Recently I had an interesting conversation with a gentleman I met at a birthday party for a mutual friend. We spoke amicably and philosophically for a few minutes and were having a wonderful time. When the typical, "so, what do you do for a living?" question came up and I told him I was an author of inspirational books and a spiritual mentor I could see he was visibly agitated. His eyes sort of rolled back in his head and it became obvious he was preparing himself for a debate (argument) with me. "Oh," he said. "A real man of God are you?" with a snide nasty emphasis on the word God. I thought this was quite amazing given the fact I never mentioned the word God--he did. There was a very awkward moment of silence and then he took a deep breath and apologized for the way he said what he did.

He said that for most of his adult life he had trouble dealing with the word God because of memories of his childhood experiences in a church where the word God was always spoken in conjunction with inference to hell, damnation, anger, guilt, shame, fear, eternal punishment and control. He said. "I have no problem with spirituality and the quest to know we are part of something that is larger than we, but don't call it God. Clearly, for him, the word God symbolizes something negative. At that moment, realizing he was not the only person on the planet who thinks this way I started feeling great sadness for those people who continue to allow a "word" that may have some negative history around it to come between them and a universal Presence that goes far beyond names we human beings have affixed to it.

Harold Robbins Haldeman wrote, "We are getting into semantics again. If we use words, there is a very grave danger they will be misinterpreted". It's funny how the same words can be interpreted so differently. I encourage you to remember that words merely serve as symbols, which represent beliefs, thoughts, and ideas that each of us must interpret for ourselves. I am keenly aware that words can mean different things for different people. Throughout my teaching and writings there are numerous references to the word God. At times I will use other words describing God that mean the same thing to me, but in a different way depending on the context in which it is being used. I often interchange the word God with other words such as Source, The Infinite One, Being, Him, Her, Presence, Self, The Whole, Divine Mind, Life, Spirit, Universal Intelligence and even, It. There are more words I use as well, but I trust you get my point. In my mind there is one God, which is known by many different names (words/symbols) call It what you may.

To further make my point, some people might be comfortable or not comfortable with yet other names for God such as Atman, Brahman, Allah, Baha'u'llah, The Christ, The Buddha Nature, Wakan Tanka, The Creator, The Great Maker, Jehovah, Elohim, Yahweh, That which Is, The Father, Goddess, The Great Spirit, The Beloved, and so on. When it comes to names for God there seems to be something for everybody.
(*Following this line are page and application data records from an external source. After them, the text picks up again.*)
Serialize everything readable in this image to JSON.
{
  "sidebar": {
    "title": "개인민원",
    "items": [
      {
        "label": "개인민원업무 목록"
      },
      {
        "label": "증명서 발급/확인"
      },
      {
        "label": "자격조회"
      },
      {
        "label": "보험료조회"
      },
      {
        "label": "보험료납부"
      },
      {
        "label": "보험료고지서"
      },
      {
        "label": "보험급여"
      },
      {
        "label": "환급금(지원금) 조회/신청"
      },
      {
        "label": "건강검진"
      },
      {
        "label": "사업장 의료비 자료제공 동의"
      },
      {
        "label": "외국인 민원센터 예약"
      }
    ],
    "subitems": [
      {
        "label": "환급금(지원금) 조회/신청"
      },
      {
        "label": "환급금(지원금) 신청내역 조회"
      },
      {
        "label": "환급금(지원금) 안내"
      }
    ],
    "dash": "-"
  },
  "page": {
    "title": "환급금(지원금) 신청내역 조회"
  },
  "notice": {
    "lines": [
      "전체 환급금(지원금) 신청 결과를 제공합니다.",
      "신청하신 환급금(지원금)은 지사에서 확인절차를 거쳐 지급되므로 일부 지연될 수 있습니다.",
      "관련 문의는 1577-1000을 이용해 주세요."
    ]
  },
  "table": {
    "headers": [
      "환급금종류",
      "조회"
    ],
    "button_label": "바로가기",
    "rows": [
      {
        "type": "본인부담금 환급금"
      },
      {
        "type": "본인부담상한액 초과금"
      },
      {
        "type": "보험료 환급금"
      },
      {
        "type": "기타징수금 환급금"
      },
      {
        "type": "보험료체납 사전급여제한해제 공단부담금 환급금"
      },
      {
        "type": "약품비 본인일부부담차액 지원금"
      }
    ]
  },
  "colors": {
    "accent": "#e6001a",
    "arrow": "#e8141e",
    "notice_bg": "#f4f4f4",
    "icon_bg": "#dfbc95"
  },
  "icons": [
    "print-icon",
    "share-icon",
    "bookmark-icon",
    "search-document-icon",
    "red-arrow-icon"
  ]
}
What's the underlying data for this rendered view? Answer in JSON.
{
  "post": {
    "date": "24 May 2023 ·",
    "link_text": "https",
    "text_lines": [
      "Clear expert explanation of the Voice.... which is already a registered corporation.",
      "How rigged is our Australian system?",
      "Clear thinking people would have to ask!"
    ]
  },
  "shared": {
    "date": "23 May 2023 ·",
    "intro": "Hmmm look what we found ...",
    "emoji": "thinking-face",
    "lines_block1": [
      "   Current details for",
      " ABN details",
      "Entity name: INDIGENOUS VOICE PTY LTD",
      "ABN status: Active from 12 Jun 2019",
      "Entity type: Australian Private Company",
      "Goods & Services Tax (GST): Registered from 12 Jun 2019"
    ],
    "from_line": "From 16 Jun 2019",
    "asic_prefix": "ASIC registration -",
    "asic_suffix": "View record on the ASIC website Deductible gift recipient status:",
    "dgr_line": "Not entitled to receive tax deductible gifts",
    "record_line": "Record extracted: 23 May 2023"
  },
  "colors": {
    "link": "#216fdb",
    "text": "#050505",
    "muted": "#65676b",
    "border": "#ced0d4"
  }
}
Then again, as with my birthday party friend, others may not resonate whatsoever with any particular concept or name for God. Perhaps the "G word" even makes them want to shut down and disconnect from what is being said.

Because they come from our heads (intellect) rather than our hearts, perhaps all words referring to God do nothing but get in the way, building a sense of separation from It. Perhaps Divinity lives so fully in our hearts as a feeling that the minute we name or label It something we automatically limit our experience of It by drawing boundaries around It. Hannah Arendt wrote, "Nothing we use or hear or touch can be expressed in words that equal what we are given by the senses". I encourage you to open your heart and move beyond any attachment to the words used by yourself or others to describe that which truly is, and always has been, beyond description. Words are but symbols, which, at the end of the day, have no more or less meaning than what we individually choose to assign them. Call it what you like, I say it's all good!